TASK ITEM
Lines containing the word "table" are the ones to copy from the records below.

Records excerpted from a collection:
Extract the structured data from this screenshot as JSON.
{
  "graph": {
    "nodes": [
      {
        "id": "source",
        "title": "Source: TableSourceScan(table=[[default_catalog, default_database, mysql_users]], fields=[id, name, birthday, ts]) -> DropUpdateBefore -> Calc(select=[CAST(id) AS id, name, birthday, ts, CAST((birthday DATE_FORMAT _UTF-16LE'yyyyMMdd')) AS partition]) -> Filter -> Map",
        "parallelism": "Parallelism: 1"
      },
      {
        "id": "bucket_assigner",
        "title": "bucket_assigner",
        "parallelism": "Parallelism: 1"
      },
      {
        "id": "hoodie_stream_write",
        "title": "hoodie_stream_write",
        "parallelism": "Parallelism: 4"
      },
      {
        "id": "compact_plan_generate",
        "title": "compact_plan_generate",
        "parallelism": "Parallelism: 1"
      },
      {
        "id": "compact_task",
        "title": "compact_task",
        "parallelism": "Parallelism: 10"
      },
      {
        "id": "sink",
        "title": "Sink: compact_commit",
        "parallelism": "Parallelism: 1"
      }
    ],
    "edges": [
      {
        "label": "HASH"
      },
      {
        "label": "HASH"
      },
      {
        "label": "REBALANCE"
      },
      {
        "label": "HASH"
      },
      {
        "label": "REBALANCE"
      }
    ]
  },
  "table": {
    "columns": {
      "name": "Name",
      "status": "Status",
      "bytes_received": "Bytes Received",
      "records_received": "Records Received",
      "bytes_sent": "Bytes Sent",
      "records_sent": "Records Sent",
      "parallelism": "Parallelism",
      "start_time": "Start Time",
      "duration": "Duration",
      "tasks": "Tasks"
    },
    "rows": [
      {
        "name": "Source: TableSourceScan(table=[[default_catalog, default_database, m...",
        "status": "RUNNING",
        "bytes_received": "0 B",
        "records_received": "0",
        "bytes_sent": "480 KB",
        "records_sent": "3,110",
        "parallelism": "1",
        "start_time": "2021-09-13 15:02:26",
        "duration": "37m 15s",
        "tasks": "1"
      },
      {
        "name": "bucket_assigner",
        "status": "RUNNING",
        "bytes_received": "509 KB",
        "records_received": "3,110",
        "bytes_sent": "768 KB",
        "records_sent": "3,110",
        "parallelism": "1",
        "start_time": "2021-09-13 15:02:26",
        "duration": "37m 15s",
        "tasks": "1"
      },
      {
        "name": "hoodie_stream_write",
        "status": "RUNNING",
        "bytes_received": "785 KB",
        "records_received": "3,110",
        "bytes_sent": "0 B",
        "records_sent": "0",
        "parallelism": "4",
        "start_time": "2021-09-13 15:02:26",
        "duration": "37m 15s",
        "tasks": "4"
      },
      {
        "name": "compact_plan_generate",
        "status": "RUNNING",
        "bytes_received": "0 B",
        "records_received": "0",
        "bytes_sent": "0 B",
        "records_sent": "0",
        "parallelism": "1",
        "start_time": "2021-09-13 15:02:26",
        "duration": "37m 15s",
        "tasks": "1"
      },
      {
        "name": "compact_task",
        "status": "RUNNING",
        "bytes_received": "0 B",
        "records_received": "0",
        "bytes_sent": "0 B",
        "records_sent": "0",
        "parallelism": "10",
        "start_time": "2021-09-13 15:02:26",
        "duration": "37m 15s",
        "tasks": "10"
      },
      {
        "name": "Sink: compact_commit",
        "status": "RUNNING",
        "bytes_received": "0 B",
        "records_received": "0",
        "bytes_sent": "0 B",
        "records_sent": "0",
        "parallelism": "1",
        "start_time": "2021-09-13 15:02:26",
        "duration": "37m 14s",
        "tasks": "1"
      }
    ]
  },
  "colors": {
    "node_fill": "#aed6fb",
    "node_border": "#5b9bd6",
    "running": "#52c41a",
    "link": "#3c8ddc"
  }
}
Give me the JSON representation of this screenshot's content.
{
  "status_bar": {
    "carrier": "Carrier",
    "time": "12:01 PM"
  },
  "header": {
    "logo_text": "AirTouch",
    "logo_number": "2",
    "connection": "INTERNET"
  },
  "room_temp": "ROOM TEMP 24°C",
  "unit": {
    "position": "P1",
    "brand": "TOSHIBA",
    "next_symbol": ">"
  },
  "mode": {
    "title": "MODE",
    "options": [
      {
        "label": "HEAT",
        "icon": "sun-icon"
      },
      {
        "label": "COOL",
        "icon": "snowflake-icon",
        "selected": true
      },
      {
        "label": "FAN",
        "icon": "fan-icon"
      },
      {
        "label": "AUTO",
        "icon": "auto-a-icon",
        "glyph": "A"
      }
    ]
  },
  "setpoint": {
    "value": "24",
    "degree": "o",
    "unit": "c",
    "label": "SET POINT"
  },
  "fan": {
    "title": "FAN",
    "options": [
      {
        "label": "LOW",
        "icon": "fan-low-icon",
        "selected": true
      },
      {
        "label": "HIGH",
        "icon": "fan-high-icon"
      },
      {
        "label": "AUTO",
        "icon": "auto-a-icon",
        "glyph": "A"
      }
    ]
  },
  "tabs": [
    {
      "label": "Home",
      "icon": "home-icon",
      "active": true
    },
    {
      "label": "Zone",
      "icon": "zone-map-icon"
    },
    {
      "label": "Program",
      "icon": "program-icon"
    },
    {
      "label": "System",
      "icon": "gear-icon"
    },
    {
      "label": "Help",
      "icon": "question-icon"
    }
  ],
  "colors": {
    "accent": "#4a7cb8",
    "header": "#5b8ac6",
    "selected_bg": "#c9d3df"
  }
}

WRITTEN RESPONSE
        "title": "Source: TableSourceScan(table=[[default_catalog, default_database, mysql_users]], fields=[id, name, birthday, ts]) -> DropUpdateBefore -> Calc(select=[CAST(id) AS id, name, birthday, ts, CAST((birthday DATE_FORMAT _UTF-16LE'yyyyMMdd')) AS partition]) -> Filter -> Map",
  "table": {
        "name": "Source: TableSourceScan(table=[[default_catalog, default_database, m...",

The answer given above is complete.